Among these entries, count the lines containing the word "from" and answer with only the number.

---- MATERIAL FOR THE TASK

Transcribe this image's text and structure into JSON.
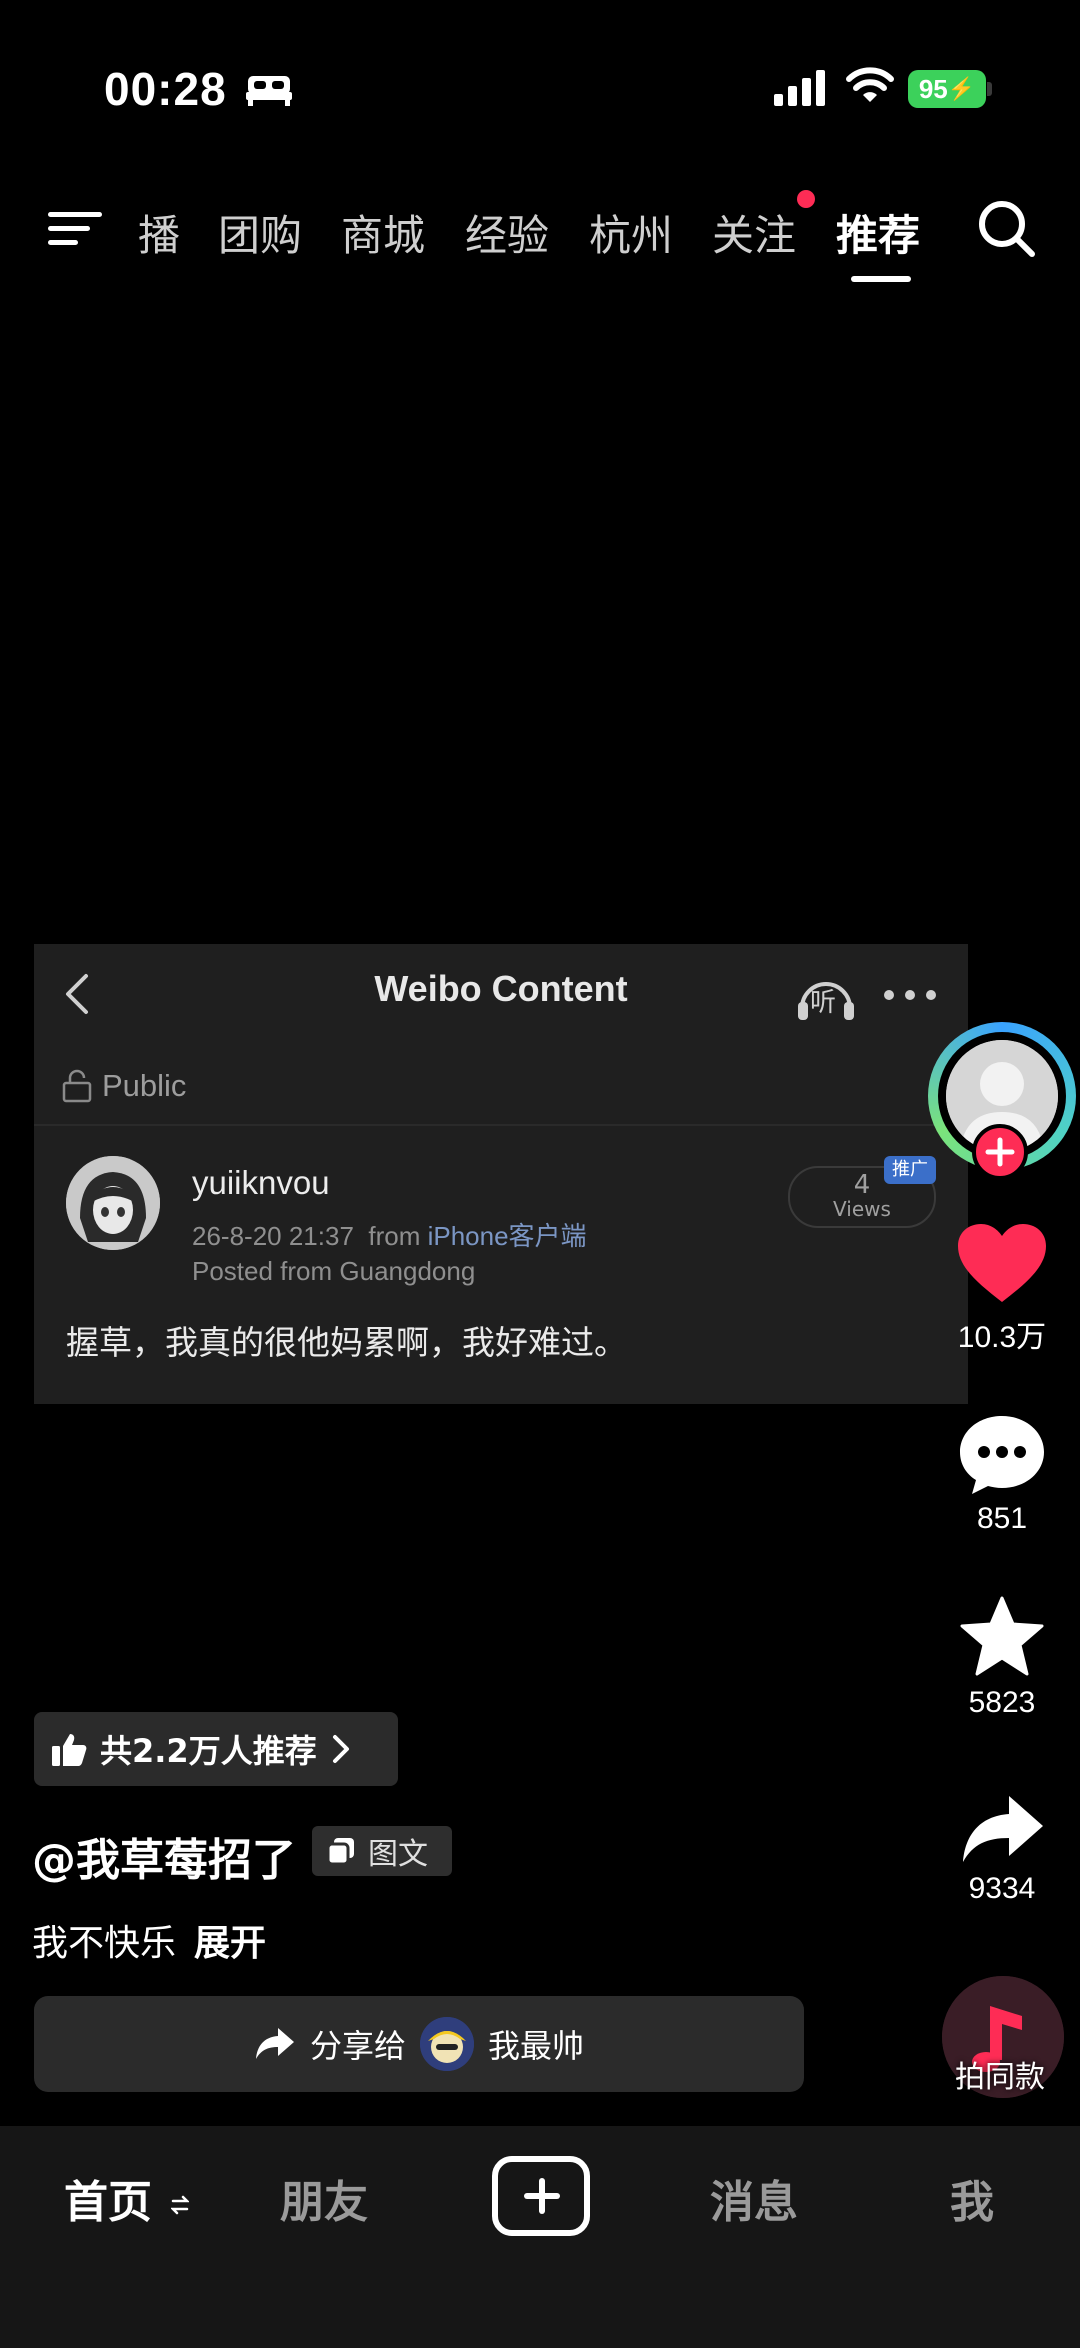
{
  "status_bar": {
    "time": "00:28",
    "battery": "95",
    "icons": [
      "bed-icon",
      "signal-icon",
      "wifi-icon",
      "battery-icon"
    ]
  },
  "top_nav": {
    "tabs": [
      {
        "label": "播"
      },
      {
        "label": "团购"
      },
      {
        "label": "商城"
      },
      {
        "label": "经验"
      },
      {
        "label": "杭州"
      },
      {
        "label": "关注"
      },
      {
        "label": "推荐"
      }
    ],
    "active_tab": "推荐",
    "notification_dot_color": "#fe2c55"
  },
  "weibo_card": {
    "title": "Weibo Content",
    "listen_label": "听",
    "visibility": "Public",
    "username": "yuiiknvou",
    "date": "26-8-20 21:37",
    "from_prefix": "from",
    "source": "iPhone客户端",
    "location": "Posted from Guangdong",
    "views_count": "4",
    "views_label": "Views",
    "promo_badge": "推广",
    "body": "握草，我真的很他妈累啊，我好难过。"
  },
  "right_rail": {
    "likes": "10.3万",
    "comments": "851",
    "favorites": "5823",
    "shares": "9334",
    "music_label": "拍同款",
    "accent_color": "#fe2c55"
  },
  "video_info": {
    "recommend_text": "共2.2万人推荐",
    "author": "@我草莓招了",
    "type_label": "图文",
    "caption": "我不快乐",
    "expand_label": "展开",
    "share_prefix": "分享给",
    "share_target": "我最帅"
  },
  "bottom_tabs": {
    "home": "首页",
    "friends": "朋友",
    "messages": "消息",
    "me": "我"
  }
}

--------

# [WRITTEN REPLY]
2